Two UH alumni are competing against each other in the upcoming Nov. 8 election to represent the Texas State Board of Education District 6.
Palmer recently spoke at a Student Government Association-sponsored event.
Hickman wants to draft a new course that gives middle school students the opportunity to take career aptitude tests and work with counselors to develop their skills.
This comes after noting how 40% of high school graduates don’t feel ready to further their career or education once they graduate, according to the College, Career and Military Readiness program.
Hickman notes his special interest in career and technical education programs and Texas’s abundance of courses, as he believes they are beneficial regardless of the career one is going into.

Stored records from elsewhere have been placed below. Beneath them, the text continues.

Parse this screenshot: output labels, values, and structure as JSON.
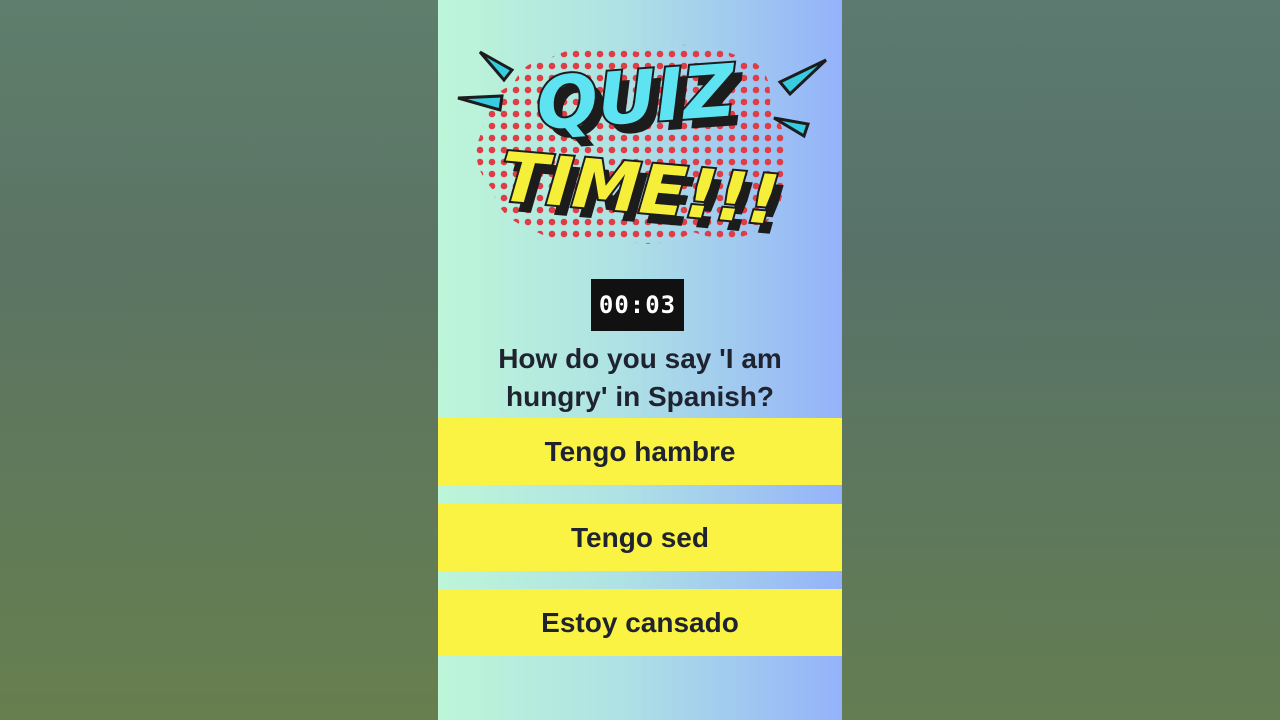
{
  "logo": {
    "line1": "QUIZ",
    "line2": "TIME!!!",
    "colors": {
      "line1_fill": "#5ee3f2",
      "line2_fill": "#f6ef3a",
      "shadow": "#1c1c1c",
      "dots": "#e03c46",
      "rays": "#37cce0"
    }
  },
  "timer": {
    "value": "00:03"
  },
  "question": {
    "text": "How do you say 'I am hungry' in Spanish?"
  },
  "options": [
    {
      "label": "Tengo hambre"
    },
    {
      "label": "Tengo sed"
    },
    {
      "label": "Estoy cansado"
    }
  ],
  "colors": {
    "option_background": "#fbf343",
    "text_dark": "#1f2330",
    "timer_background": "#111111"
  }
}
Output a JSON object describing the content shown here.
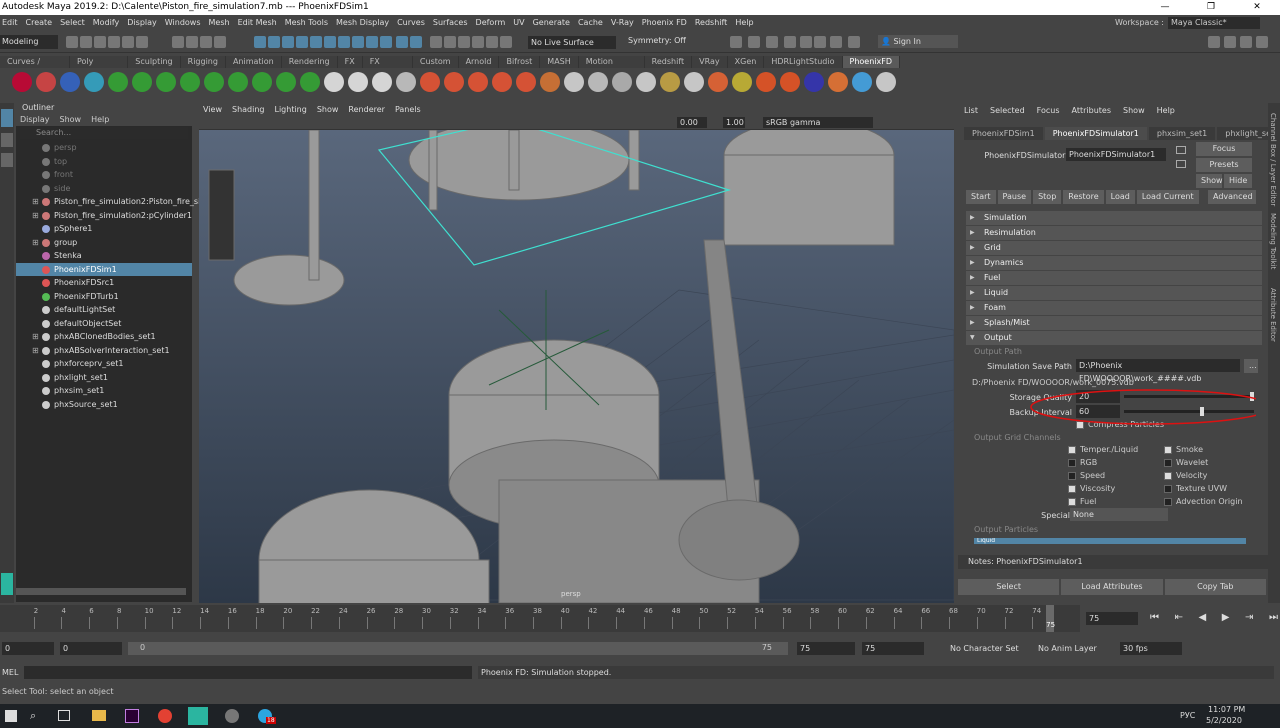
{
  "titlebar": {
    "title": "Autodesk Maya 2019.2: D:\\Calente\\Piston_fire_simulation7.mb  ---  PhoenixFDSim1",
    "min": "—",
    "max": "❐",
    "close": "✕"
  },
  "menubar": [
    "Edit",
    "Create",
    "Select",
    "Modify",
    "Display",
    "Windows",
    "Mesh",
    "Edit Mesh",
    "Mesh Tools",
    "Mesh Display",
    "Curves",
    "Surfaces",
    "Deform",
    "UV",
    "Generate",
    "Cache",
    "V-Ray",
    "Phoenix FD",
    "Redshift",
    "Help"
  ],
  "workspace": {
    "label": "Workspace :",
    "value": "Maya Classic*"
  },
  "statusline": {
    "mode": "Modeling",
    "live_surface": "No Live Surface",
    "symmetry": "Symmetry: Off",
    "signin": "Sign In"
  },
  "shelf_tabs": [
    "Curves / Surfaces",
    "Poly Modeling",
    "Sculpting",
    "Rigging",
    "Animation",
    "Rendering",
    "FX",
    "FX Caching",
    "Custom",
    "Arnold",
    "Bifrost",
    "MASH",
    "Motion Graphics",
    "Redshift",
    "VRay",
    "XGen",
    "HDRLightStudio",
    "PhoenixFD"
  ],
  "outliner": {
    "title": "Outliner",
    "menu": [
      "Display",
      "Show",
      "Help"
    ],
    "search_placeholder": "Search...",
    "rows": [
      {
        "label": "persp",
        "dim": true,
        "color": "#777"
      },
      {
        "label": "top",
        "dim": true,
        "color": "#777"
      },
      {
        "label": "front",
        "dim": true,
        "color": "#777"
      },
      {
        "label": "side",
        "dim": true,
        "color": "#777"
      },
      {
        "label": "Piston_fire_simulation2:Piston_fire_si",
        "color": "#c77"
      },
      {
        "label": "Piston_fire_simulation2:pCylinder1",
        "color": "#c77"
      },
      {
        "label": "pSphere1",
        "color": "#9ad"
      },
      {
        "label": "group",
        "color": "#c77"
      },
      {
        "label": "Stenka",
        "color": "#b6a"
      },
      {
        "label": "PhoenixFDSim1",
        "color": "#d55",
        "sel": true
      },
      {
        "label": "PhoenixFDSrc1",
        "color": "#d55"
      },
      {
        "label": "PhoenixFDTurb1",
        "color": "#5b5"
      },
      {
        "label": "defaultLightSet",
        "color": "#ccc"
      },
      {
        "label": "defaultObjectSet",
        "color": "#ccc"
      },
      {
        "label": "phxABClonedBodies_set1",
        "color": "#ccc"
      },
      {
        "label": "phxABSolverInteraction_set1",
        "color": "#ccc"
      },
      {
        "label": "phxforceprv_set1",
        "color": "#ccc"
      },
      {
        "label": "phxlight_set1",
        "color": "#ccc"
      },
      {
        "label": "phxsim_set1",
        "color": "#ccc"
      },
      {
        "label": "phxSource_set1",
        "color": "#ccc"
      }
    ]
  },
  "viewport": {
    "menu": [
      "View",
      "Shading",
      "Lighting",
      "Show",
      "Renderer",
      "Panels"
    ],
    "value1": "0.00",
    "value2": "1.00",
    "colorspace": "sRGB gamma",
    "camera": "persp"
  },
  "attribute_editor": {
    "menu": [
      "List",
      "Selected",
      "Focus",
      "Attributes",
      "Show",
      "Help"
    ],
    "tabs": [
      "PhoenixFDSim1",
      "PhoenixFDSimulator1",
      "phxsim_set1",
      "phxlight_set1"
    ],
    "node_label": "PhoenixFDSimulator:",
    "node_value": "PhoenixFDSimulator1",
    "focus": "Focus",
    "presets": "Presets",
    "show": "Show",
    "hide": "Hide",
    "buttons": [
      "Start",
      "Pause",
      "Stop",
      "Restore",
      "Load",
      "Load Current"
    ],
    "advanced": "Advanced",
    "sections": [
      "Simulation",
      "Resimulation",
      "Grid",
      "Dynamics",
      "Fuel",
      "Liquid",
      "Foam",
      "Splash/Mist",
      "Output"
    ],
    "output": {
      "path_group": "Output Path",
      "save_path_label": "Simulation Save Path",
      "save_path_value": "D:\\Phoenix FD\\WOOOOR\\work_####.vdb",
      "browse": "...",
      "resolved_path": "D:/Phoenix FD/WOOOOR/work_0075.vdb",
      "storage_quality_label": "Storage Quality",
      "storage_quality_value": "20",
      "storage_quality_fraction": 1.0,
      "backup_interval_label": "Backup Interval",
      "backup_interval_value": "60",
      "backup_interval_fraction": 0.6,
      "compress_label": "Compress Particles",
      "grid_channels_group": "Output Grid Channels",
      "channels_left": [
        {
          "label": "Temper./Liquid",
          "on": true
        },
        {
          "label": "RGB",
          "on": false
        },
        {
          "label": "Speed",
          "on": false
        },
        {
          "label": "Viscosity",
          "on": true
        },
        {
          "label": "Fuel",
          "on": true
        }
      ],
      "channels_right": [
        {
          "label": "Smoke",
          "on": true
        },
        {
          "label": "Wavelet",
          "on": false
        },
        {
          "label": "Velocity",
          "on": true
        },
        {
          "label": "Texture UVW",
          "on": false
        },
        {
          "label": "Advection Origin",
          "on": false
        }
      ],
      "special_label": "Special",
      "special_value": "None",
      "particles_group": "Output Particles",
      "particles_item": "Liquid"
    },
    "notes": "Notes:  PhoenixFDSimulator1",
    "bottom_buttons": [
      "Select",
      "Load Attributes",
      "Copy Tab"
    ]
  },
  "side_tabs": [
    "Channel Box / Layer Editor",
    "Modeling Toolkit",
    "Attribute Editor"
  ],
  "timeline": {
    "ticks": [
      "2",
      "4",
      "6",
      "8",
      "10",
      "12",
      "14",
      "16",
      "18",
      "20",
      "22",
      "24",
      "26",
      "28",
      "30",
      "32",
      "34",
      "36",
      "38",
      "40",
      "42",
      "44",
      "46",
      "48",
      "50",
      "52",
      "54",
      "56",
      "58",
      "60",
      "62",
      "64",
      "66",
      "68",
      "70",
      "72",
      "74"
    ],
    "current": "75",
    "current_field": "75"
  },
  "range": {
    "start": "0",
    "range_start": "0",
    "range_end": "75",
    "end_a": "75",
    "end_b": "75",
    "character_set": "No Character Set",
    "anim_layer": "No Anim Layer",
    "fps": "30 fps"
  },
  "cmdline": {
    "lang": "MEL",
    "result": "Phoenix FD: Simulation stopped."
  },
  "helpline": "Select Tool: select an object",
  "taskbar": {
    "lang": "РУС",
    "time": "11:07 PM",
    "date": "5/2/2020",
    "badge": "18"
  }
}
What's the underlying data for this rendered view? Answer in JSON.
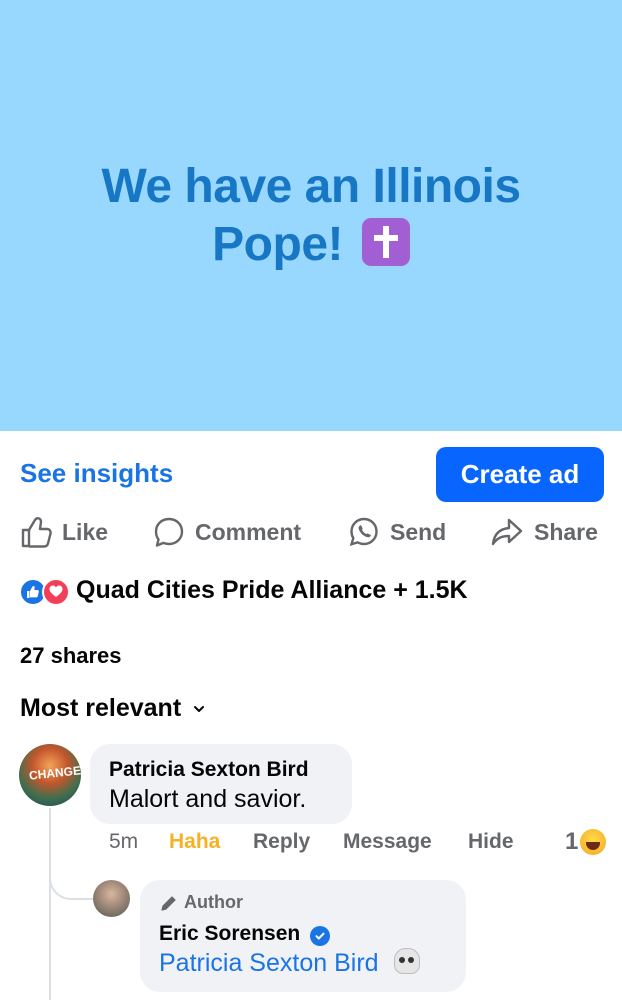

Palmer said her stances are “180 degrees” from how Hickman would vote. If elected, one of the first things Palmer wants to get done is to call for change to the state’s social studies curriculum, which was recently controversially delayed by the board, along with administering new textbooks that include the teaching of climate change.
Palmer also wants a health curriculum to be required to graduate that includes lessons on sex education, LGBTQ health issues and the teaching of consent.
“Texas has one of the highest rape instances in the country,” Palmer said. “And it has been shown that states that do teach consent have a lower, at least date rape, incidents because students understand that it’s not just violent rape that’s rape.”
Reasons for running
As a father of three children, Hickman wants to have a parent’s perspective on the board and said that he has the best interest of all Texas kids in mind when making decisions about their curriculum. He has also received endorsements from Texas Gov. Greg Abbott and other state representatives.
“We work hand in hand with the state Legislature to get things done,” Hickman said. “I think that’s important to have a good working relationship with the Capitol.”
Palmer first ran against Hickman in 2020 when the seat was open. As a high school history teacher, Palmer discovered factual inaccuracies in the curriculum, something that she hopes to change if elected.
“It wasn’t something I went looking to do, but I saw a need and jumped in,” Palmer said. “And I plan to run for it until I win it because my students deserve better than they’re getting.”
While first attending Texas A&M University, Hickman later went to UH and earned three of his five degrees, most recently earning his Spanish B.A. Hickman also received advanced degrees from the UH Law Center.
“My philosophy about education is that education is preparing you to do something,” Hickman said.
Palmer graduated from UH in 1994 and double-majored in political science and Russian studies. During her time at UH, Palmer served as speaker of the Student Government Association Senate and worked with other political organizations.
“The knowledge that I gained through my many political science classes, obviously helped me to understand the way that the political system works and to be able to work within it and to fight against it,” Palmer said.
Correction: A previous version of this story had incorrectly stated that both Hickman and Palmer attended the SGA-hosted event. This version of the story has been updated to reflect the change.